FROM THE DVB NEWSROOM
On Nov. 25, regime media reported that people using satellite internet services, provided by companies like Starlink, could be prosecuted under Myanmar’s Telecommunications Law.
“When the military shut down the internet in Karenni State, the people faced many difficulties. Some people fled to big cities like Yangon and Taunggyi. But those who were left here in Karenni State wanted to communicate with their families,” said Lwan, the spokesperson at the Karenni Hope organization.

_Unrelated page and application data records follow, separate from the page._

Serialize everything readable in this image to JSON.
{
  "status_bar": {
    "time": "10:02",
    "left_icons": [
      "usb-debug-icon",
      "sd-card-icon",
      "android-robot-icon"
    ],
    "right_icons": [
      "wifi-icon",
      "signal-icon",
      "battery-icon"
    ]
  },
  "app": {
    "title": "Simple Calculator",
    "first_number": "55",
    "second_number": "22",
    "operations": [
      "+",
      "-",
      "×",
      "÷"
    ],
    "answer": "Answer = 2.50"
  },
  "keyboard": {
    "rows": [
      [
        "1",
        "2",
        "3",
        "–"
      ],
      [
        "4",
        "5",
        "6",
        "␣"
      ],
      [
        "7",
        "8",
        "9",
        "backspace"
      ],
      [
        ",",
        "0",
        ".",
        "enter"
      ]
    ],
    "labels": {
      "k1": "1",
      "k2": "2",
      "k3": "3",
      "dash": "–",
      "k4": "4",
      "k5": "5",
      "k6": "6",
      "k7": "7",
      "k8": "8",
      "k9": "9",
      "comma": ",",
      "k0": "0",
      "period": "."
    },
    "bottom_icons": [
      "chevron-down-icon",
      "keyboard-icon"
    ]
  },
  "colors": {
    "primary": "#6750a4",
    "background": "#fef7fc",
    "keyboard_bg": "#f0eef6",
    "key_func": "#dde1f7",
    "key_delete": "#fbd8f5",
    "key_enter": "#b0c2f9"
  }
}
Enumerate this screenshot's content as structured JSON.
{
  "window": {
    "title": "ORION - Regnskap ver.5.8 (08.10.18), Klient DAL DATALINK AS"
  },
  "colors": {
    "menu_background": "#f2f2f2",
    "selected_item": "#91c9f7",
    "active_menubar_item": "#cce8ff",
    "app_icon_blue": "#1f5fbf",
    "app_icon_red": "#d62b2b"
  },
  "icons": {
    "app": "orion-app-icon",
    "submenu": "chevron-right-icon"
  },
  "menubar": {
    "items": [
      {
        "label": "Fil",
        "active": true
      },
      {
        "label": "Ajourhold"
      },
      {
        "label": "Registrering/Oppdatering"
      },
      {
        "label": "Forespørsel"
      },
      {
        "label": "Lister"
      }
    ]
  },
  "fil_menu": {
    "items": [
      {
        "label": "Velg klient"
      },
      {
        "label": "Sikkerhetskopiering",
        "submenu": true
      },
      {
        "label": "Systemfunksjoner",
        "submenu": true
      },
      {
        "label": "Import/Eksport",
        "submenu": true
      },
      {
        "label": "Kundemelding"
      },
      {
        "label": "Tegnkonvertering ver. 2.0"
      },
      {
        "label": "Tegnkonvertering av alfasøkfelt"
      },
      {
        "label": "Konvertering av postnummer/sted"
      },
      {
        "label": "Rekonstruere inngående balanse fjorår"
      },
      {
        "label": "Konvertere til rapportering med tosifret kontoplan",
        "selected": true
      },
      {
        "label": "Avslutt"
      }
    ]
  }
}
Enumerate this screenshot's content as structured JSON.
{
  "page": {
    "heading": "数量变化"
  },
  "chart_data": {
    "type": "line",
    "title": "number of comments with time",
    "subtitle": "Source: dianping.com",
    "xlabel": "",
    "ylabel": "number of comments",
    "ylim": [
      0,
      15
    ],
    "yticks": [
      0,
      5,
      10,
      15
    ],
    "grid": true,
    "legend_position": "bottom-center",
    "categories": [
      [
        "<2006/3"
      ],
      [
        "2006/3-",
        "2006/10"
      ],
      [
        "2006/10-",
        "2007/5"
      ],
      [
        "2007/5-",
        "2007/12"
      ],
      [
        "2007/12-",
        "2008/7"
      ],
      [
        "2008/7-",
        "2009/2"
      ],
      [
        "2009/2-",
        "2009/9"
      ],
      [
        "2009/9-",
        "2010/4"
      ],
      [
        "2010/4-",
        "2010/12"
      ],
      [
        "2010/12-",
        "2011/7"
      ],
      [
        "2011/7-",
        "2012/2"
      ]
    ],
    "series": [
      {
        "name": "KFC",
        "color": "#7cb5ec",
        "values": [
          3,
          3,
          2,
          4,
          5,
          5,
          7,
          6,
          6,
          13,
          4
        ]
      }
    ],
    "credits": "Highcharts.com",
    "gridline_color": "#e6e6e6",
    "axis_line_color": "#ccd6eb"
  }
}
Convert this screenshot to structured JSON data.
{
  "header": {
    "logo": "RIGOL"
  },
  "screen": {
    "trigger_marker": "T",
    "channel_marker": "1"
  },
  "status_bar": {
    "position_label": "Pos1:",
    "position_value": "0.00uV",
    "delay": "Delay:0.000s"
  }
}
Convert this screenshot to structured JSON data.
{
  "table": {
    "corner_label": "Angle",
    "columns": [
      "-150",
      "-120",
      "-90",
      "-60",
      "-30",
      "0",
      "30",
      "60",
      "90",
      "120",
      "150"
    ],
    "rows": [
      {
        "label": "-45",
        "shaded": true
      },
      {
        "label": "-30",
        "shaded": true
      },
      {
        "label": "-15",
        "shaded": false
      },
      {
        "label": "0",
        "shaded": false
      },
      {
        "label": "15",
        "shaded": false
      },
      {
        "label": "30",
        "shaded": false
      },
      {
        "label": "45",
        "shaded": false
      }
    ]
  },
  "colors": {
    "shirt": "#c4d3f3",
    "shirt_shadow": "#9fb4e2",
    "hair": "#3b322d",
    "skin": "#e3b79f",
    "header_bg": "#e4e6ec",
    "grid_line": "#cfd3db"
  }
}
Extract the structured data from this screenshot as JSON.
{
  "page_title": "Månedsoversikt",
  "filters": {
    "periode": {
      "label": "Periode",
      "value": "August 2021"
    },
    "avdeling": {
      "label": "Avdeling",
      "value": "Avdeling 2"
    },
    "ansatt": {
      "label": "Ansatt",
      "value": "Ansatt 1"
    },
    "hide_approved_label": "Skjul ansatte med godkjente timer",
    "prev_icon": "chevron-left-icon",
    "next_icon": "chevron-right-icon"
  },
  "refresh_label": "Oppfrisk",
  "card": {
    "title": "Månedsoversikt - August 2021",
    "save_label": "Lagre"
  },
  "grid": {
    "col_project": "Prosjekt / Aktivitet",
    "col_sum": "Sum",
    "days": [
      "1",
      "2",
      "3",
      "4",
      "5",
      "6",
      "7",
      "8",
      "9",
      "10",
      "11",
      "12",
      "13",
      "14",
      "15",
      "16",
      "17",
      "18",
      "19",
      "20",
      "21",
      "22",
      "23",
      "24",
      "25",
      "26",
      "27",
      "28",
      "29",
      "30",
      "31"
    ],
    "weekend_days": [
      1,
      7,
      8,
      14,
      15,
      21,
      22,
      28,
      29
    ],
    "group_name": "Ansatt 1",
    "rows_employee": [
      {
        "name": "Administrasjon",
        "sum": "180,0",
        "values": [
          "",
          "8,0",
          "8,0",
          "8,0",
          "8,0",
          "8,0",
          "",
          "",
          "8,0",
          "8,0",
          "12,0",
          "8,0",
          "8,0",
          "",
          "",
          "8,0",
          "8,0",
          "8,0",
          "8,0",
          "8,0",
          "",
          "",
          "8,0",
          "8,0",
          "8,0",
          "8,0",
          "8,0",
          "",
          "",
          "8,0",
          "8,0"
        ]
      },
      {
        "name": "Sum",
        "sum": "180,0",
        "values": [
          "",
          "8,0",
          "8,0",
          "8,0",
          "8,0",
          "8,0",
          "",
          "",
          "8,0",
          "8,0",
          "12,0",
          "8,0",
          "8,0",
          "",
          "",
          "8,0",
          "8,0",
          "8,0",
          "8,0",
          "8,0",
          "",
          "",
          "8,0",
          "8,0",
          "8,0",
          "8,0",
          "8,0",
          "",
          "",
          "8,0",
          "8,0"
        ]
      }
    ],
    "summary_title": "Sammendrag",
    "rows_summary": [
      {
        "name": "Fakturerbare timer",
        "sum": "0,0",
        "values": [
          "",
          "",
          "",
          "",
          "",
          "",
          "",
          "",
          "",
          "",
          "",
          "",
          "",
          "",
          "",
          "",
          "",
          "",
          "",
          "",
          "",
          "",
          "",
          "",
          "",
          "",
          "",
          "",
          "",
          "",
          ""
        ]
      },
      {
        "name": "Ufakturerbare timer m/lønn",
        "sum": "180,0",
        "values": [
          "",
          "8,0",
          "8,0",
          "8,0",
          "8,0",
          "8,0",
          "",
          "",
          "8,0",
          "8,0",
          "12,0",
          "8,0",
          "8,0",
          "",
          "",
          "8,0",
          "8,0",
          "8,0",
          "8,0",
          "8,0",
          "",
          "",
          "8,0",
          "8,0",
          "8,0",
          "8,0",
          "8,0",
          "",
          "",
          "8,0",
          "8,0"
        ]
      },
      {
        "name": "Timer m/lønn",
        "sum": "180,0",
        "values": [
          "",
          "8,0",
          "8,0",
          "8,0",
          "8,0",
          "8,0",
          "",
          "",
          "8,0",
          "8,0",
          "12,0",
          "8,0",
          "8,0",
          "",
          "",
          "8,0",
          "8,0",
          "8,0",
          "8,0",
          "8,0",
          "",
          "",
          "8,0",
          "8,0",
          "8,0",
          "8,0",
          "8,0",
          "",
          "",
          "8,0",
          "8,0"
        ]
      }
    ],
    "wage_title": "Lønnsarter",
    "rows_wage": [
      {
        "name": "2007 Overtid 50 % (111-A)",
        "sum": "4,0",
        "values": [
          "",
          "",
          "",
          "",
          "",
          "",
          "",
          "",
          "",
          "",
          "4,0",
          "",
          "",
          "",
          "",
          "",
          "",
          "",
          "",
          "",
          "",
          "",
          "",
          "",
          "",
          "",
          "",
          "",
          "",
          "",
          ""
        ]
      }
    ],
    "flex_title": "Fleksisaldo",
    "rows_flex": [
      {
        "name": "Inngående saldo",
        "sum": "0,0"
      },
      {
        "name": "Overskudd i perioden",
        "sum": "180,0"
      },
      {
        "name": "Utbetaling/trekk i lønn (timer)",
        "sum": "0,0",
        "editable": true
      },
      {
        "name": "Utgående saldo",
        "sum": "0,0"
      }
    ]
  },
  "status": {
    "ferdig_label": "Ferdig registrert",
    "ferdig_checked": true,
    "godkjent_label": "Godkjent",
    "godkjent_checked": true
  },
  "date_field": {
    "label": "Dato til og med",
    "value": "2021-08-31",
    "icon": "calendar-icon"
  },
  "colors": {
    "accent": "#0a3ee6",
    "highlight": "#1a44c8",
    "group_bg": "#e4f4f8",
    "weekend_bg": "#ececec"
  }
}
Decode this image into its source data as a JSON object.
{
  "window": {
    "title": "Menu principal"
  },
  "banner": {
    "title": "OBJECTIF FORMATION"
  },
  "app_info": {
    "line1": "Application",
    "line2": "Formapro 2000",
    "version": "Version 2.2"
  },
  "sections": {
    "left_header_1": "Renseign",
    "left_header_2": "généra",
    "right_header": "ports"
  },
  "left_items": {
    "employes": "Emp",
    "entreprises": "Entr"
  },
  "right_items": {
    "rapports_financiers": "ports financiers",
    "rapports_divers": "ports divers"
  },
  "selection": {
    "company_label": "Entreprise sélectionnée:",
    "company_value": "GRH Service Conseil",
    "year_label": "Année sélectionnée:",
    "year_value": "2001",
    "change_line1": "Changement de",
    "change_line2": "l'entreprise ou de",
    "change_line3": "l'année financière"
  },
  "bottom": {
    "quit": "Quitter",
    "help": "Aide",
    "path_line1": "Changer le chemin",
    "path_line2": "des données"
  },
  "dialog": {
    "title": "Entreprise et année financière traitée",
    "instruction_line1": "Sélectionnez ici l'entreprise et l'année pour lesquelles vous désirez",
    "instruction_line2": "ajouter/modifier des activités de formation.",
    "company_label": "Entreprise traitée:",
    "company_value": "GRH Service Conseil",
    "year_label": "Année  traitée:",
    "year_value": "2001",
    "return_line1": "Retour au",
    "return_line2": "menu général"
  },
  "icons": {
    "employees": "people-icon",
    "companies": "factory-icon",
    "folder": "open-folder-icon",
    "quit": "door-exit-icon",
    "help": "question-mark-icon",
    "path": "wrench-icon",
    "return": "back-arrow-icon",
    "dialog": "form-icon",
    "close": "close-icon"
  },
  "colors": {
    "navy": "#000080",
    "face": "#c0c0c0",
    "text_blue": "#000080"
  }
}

Phone and internet services were shut down by the military in Loikaw, Demoso, Hpruso, Mese and Loilen Lay townships of Karenni State on Nov. 11. In response to this, the Karenni Hope organization, which assists Internally Displaced Persons (IDPs) opened “Starlink Cafe” with access to satellite internet on Nov. 22.
“We purchased the device just to use for our organization. But we decided to open this cafe for the public to access the internet and to cover the budget for the Starlink devices,” added Lwan.
The Starlink Cafe is only open for a few hours per day due to the lack of electricity and reliance on a generator. All customers must pay 1,000 kyat (29 cents USD) per visit to cover the cost of the monthly fees for the Starlink terminal, and for fuel to keep the generator running.
“I came to this cafe to use the internet after I heard that Starlink cafe is open here. It is very convenient for me and I can contact my family members thanks to this,” said Elizabeth, an IDP living in Karenni State.
Most of the Starlink Cafe customers are either IDPs or members of Karenni resistance forces wanting to communicate with loved ones living in other parts of Myanmar. Satellite internet allows for people in Myanmar to circumvent the telecommunications shutdown, which is a standard operating procedure for the military when launching an offensive against resistance forces.
It also allows for local organizations assisting IDPs and refugees, fleeing from the military attacks, to receive funds and donations from around the world.
“I faced difficulty using the internet before this cafe opened. Now, I can contact my husband who is working in Thailand to support me financially. That’s why I came here to use the internet,” said Moe, the wife of a Myanmar migrant worker in Thailand.